Despite her expectation and desire to have what begins as an affair turn into a lasting relationship, Karen realizes that Denys is as impossible to domesticate as the wild animals he hunts and often refers to. Although he moves into Karen’s house, he criticizes her desire to “own” things; this implies even people. He refuses to commit to marriage or give up his free lifestyle and tells her that he will not love her more just because of a “piece of paper”. Karen grudgingly continues in the relationship, knowing it will not ever be official. He decides to invite a female mutual acquaintance on one of his safaris, which exceeds Karen’s ability to tolerate his justifications for his lifestyle and behavior. Karen asks him to accede to her request to not take her along, and he refuses. She asks him to move out. The plantation finally yields a good harvest at long last, but a devastating fire breaks out in the processing shed, and the crops and all of the factory equipment are destroyed.
Now financially broke, and her relationship with Denys over, Karen prepares to leave Africa to return home to Denmark, just as British East Africa is becoming Kenya Colony. She arranges to sell everything that she owns and empties the house of all her luxurious items for a rummage sale. In the now empty house, Denys visits her that night, and the two of them enjoy a drink and a dance. He asks her if he might escort her to Mombasa in his biplane to begin her journey home. She agrees and he promises to return after a few days. However, Denys never returns, and Karen is told that his plane has crashed and that he has been killed. Her loss now complete, Karen attends his funeral in the Ngong Hills. With Denys gone, Karen’s head servant, Farah, takes her to the station, for the train to Mombasa.
Karen later became an author and a storyteller, writing about her experiences and letters in Africa, though she never returned there. (by wikipedia)
The music for Out of Africa was composed and conducted by veteran English composer John Barry. The score included a number of outside pieces such as Mozart’s Clarinet Concerto and African traditional songs. The soundtrack garnered Barry an Oscar for Best Original Score and sits in fifteenth place in the American Film Institute’s list of top 25 American film scores. The soundtrack was released through MCA Records and features 12 tracks of score at a running time of just over thirty-three minutes. A rerecording conducted by Joel McNeely and performed by the Royal Scottish National Orchestra was released in 1997 through Varèse Sarabande and features eighteen tracks of score at a running time just under thirty-nine minutes. (by wikipedia)
And this is a classic soundtrack by John Barry (3 November 1933 – 30 January 2011)
01. Main Title (I Had A Farm In Africa) (Barry) 3.14

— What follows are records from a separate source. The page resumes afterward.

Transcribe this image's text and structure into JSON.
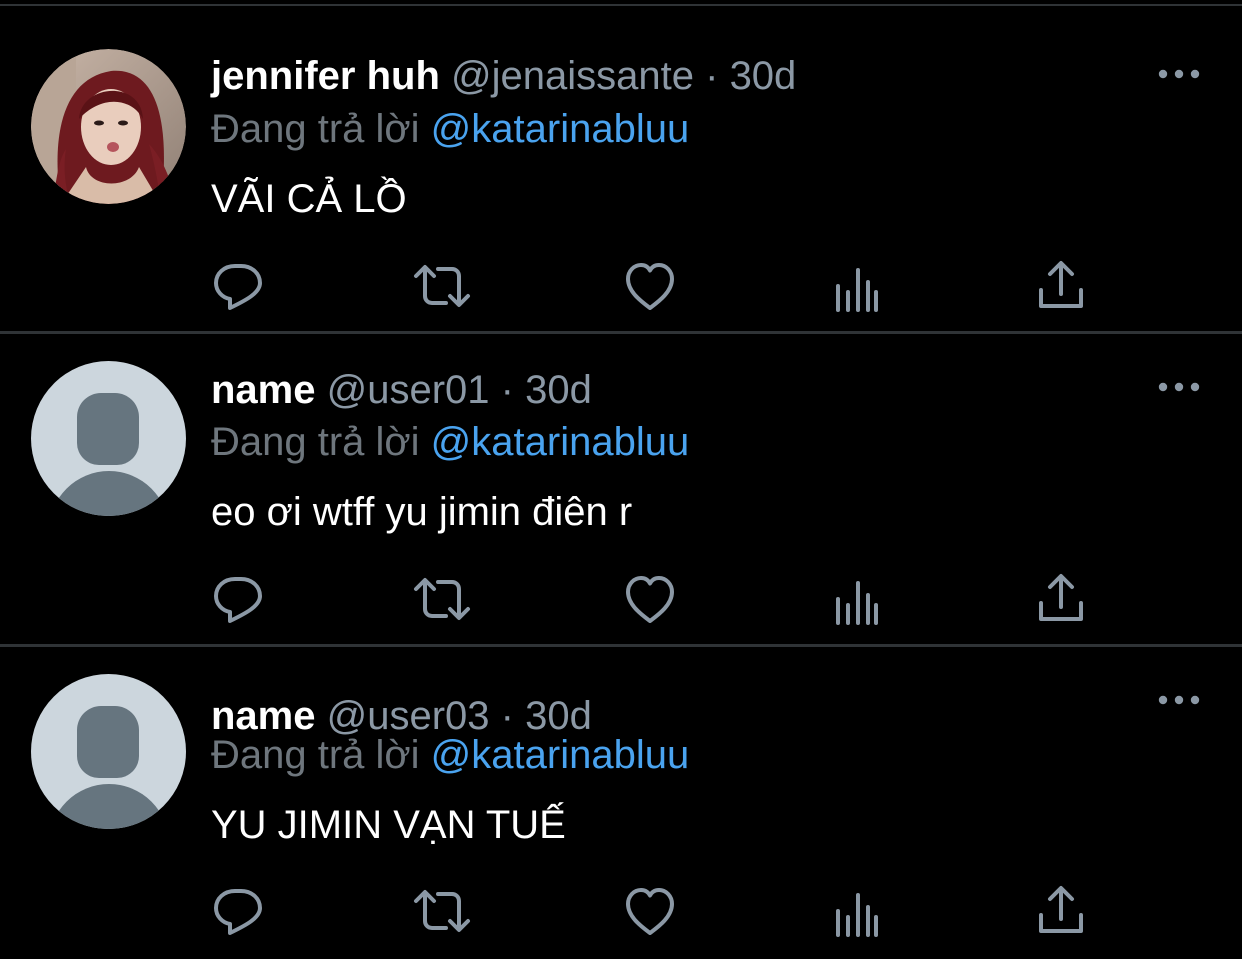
{
  "reply_prefix": "Đang trả lời",
  "tweets": [
    {
      "display_name": "jennifer huh",
      "handle": "@jenaissante",
      "separator": "·",
      "time": "30d",
      "mention": "@katarinabluu",
      "text": "VÃI CẢ LỒ",
      "avatar": "profile-photo"
    },
    {
      "display_name": "name",
      "handle": "@user01",
      "separator": "·",
      "time": "30d",
      "mention": "@katarinabluu",
      "text": "eo ơi wtff yu jimin điên r",
      "avatar": "default-avatar"
    },
    {
      "display_name": "name",
      "handle": "@user03",
      "separator": "·",
      "time": "30d",
      "mention": "@katarinabluu",
      "text": "YU JIMIN VẠN TUẾ",
      "avatar": "default-avatar"
    }
  ],
  "icons": {
    "more": "more-icon",
    "reply": "reply-icon",
    "retweet": "retweet-icon",
    "like": "heart-icon",
    "stats": "analytics-icon",
    "share": "share-icon"
  },
  "colors": {
    "background": "#000000",
    "divider": "#2f3336",
    "primary_text": "#ffffff",
    "secondary_text": "#8b98a5",
    "mention": "#4aa3ef",
    "icon": "#8b98a5"
  }
}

02. I’m Better At Hello (Karen’s Theme I) (Barry) 1.18
03. Have You Got A Story For Me” (1:14)
04. Concerto For Clarinet and Orchestra in A (K. 622) (Mozart) 2.49
05. Safari (Barry) 2.44
06. Karen’s Journey/Siyawe (Barry/Traditional) 4.50
07. Flying Over Africa (Barry) 3.25
08. I Had A Compass From Karen (Karen’s Theme II) (Barry) 2.31
09. Alone On The Farm (Barry) 1.56
10. Let The Rest Of The World Go By (Ball/Brennan) 3.17 (3:17)
11. If I Know A Song Of Africa (Karen’s Theme III) (Barry) 2.12
12. End Title (You Are Karen) (Barry) 4.01